= EXERCISE REQUIREMENTS =
What you return should match the material below line for line, except that no image appears in it.

= DATA UNDER STUDY =
╭──
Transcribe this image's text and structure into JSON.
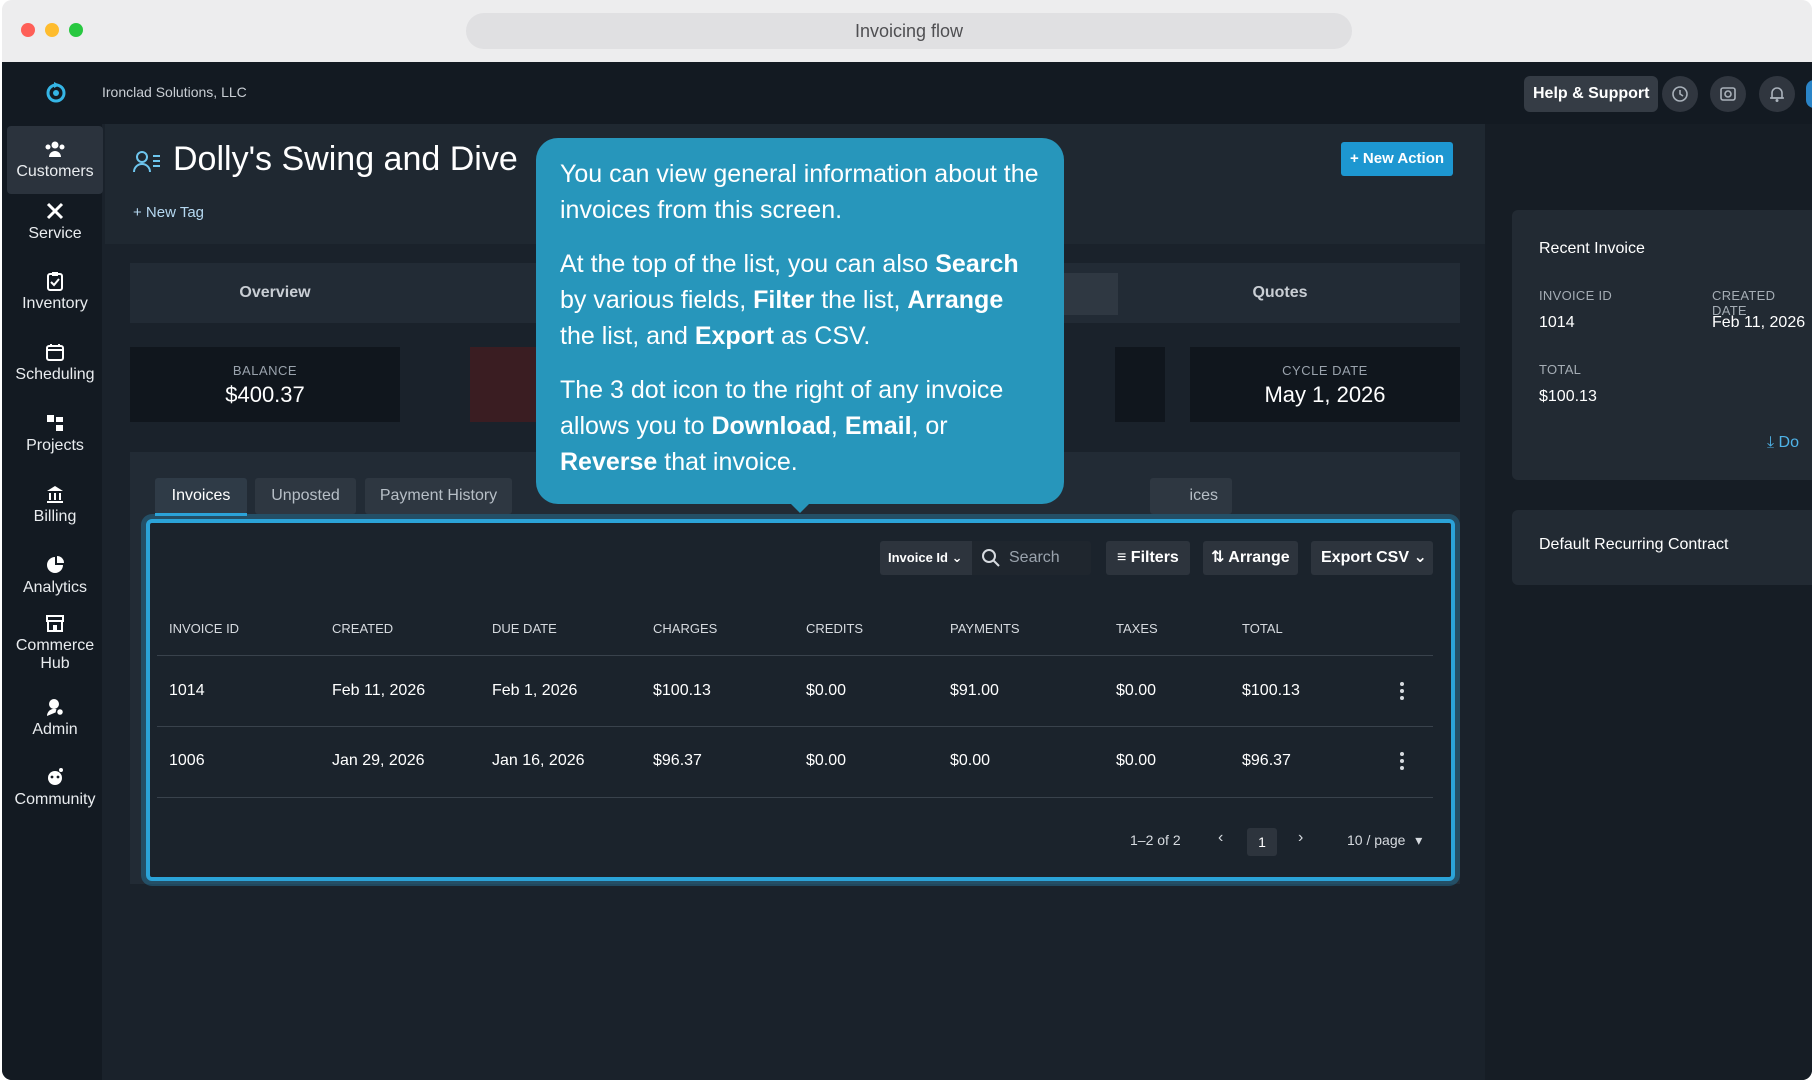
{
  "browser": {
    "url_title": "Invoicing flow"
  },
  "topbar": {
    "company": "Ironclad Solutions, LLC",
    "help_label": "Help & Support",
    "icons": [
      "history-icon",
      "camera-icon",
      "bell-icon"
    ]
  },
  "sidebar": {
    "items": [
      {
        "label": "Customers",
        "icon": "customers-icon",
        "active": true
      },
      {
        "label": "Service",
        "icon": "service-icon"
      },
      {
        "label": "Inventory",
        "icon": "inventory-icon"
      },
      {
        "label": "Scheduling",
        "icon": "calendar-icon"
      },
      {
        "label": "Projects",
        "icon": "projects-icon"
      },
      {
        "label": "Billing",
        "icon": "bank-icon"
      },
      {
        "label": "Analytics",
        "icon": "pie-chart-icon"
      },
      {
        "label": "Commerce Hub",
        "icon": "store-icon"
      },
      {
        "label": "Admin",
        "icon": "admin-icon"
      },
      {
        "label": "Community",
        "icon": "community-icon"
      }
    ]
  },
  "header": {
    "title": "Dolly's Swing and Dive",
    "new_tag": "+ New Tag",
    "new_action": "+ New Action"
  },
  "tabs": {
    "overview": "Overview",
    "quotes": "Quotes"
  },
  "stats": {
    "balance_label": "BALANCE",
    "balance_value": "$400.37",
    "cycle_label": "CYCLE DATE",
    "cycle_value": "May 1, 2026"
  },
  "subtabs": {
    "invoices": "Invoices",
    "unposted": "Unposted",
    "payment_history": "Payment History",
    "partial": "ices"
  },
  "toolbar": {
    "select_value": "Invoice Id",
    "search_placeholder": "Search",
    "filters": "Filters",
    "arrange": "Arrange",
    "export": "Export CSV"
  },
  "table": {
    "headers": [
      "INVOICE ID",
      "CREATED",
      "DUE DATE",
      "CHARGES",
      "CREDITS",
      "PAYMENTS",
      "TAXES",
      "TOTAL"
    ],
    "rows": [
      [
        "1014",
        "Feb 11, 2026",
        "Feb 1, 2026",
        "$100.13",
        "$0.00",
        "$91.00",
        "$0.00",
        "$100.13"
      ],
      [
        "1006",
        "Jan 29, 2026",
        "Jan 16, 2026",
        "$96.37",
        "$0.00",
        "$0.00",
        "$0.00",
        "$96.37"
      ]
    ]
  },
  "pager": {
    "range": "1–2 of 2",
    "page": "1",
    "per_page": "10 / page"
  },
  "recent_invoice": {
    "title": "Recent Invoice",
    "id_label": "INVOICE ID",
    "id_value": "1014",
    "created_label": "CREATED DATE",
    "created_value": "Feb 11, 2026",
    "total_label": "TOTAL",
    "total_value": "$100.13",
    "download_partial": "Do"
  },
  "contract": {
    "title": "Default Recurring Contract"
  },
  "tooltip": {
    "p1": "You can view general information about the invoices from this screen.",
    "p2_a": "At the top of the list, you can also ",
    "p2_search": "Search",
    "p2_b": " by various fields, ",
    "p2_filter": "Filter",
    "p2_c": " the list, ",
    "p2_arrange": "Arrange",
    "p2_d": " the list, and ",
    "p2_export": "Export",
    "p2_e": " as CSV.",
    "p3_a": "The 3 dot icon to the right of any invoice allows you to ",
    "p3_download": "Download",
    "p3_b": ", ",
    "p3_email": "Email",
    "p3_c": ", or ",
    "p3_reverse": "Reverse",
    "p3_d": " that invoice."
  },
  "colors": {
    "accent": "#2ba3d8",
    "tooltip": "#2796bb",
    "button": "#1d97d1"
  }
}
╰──
= EXPECTED ANSWER =
Transcribe this image's text and structure into JSON.
{
  "browser": {
    "url_title": "Invoicing flow"
  },
  "topbar": {
    "company": "Ironclad Solutions, LLC",
    "help_label": "Help & Support",
    "icons": [
      "history-icon",
      "camera-icon",
      "bell-icon"
    ]
  },
  "sidebar": {
    "items": [
      {
        "label": "Customers",
        "icon": "customers-icon",
        "active": true
      },
      {
        "label": "Service",
        "icon": "service-icon"
      },
      {
        "label": "Inventory",
        "icon": "inventory-icon"
      },
      {
        "label": "Scheduling",
        "icon": "calendar-icon"
      },
      {
        "label": "Projects",
        "icon": "projects-icon"
      },
      {
        "label": "Billing",
        "icon": "bank-icon"
      },
      {
        "label": "Analytics",
        "icon": "pie-chart-icon"
      },
      {
        "label": "Commerce Hub",
        "icon": "store-icon"
      },
      {
        "label": "Admin",
        "icon": "admin-icon"
      },
      {
        "label": "Community",
        "icon": "community-icon"
      }
    ]
  },
  "header": {
    "title": "Dolly's Swing and Dive",
    "new_tag": "+ New Tag",
    "new_action": "+ New Action"
  },
  "tabs": {
    "overview": "Overview",
    "quotes": "Quotes"
  },
  "stats": {
    "balance_label": "BALANCE",
    "balance_value": "$400.37",
    "cycle_label": "CYCLE DATE",
    "cycle_value": "May 1, 2026"
  },
  "subtabs": {
    "invoices": "Invoices",
    "unposted": "Unposted",
    "payment_history": "Payment History",
    "partial": "ices"
  },
  "toolbar": {
    "select_value": "Invoice Id",
    "search_placeholder": "Search",
    "filters": "Filters",
    "arrange": "Arrange",
    "export": "Export CSV"
  },
  "table": {
    "headers": [
      "INVOICE ID",
      "CREATED",
      "DUE DATE",
      "CHARGES",
      "CREDITS",
      "PAYMENTS",
      "TAXES",
      "TOTAL"
    ],
    "rows": [
      [
        "1014",
        "Feb 11, 2026",
        "Feb 1, 2026",
        "$100.13",
        "$0.00",
        "$91.00",
        "$0.00",
        "$100.13"
      ],
      [
        "1006",
        "Jan 29, 2026",
        "Jan 16, 2026",
        "$96.37",
        "$0.00",
        "$0.00",
        "$0.00",
        "$96.37"
      ]
    ]
  },
  "pager": {
    "range": "1–2 of 2",
    "page": "1",
    "per_page": "10 / page"
  },
  "recent_invoice": {
    "title": "Recent Invoice",
    "id_label": "INVOICE ID",
    "id_value": "1014",
    "created_label": "CREATED DATE",
    "created_value": "Feb 11, 2026",
    "total_label": "TOTAL",
    "total_value": "$100.13",
    "download_partial": "Do"
  },
  "contract": {
    "title": "Default Recurring Contract"
  },
  "tooltip": {
    "p1": "You can view general information about the invoices from this screen.",
    "p2_a": "At the top of the list, you can also ",
    "p2_search": "Search",
    "p2_b": " by various fields, ",
    "p2_filter": "Filter",
    "p2_c": " the list, ",
    "p2_arrange": "Arrange",
    "p2_d": " the list, and ",
    "p2_export": "Export",
    "p2_e": " as CSV.",
    "p3_a": "The 3 dot icon to the right of any invoice allows you to ",
    "p3_download": "Download",
    "p3_b": ", ",
    "p3_email": "Email",
    "p3_c": ", or ",
    "p3_reverse": "Reverse",
    "p3_d": " that invoice."
  },
  "colors": {
    "accent": "#2ba3d8",
    "tooltip": "#2796bb",
    "button": "#1d97d1"
  }
}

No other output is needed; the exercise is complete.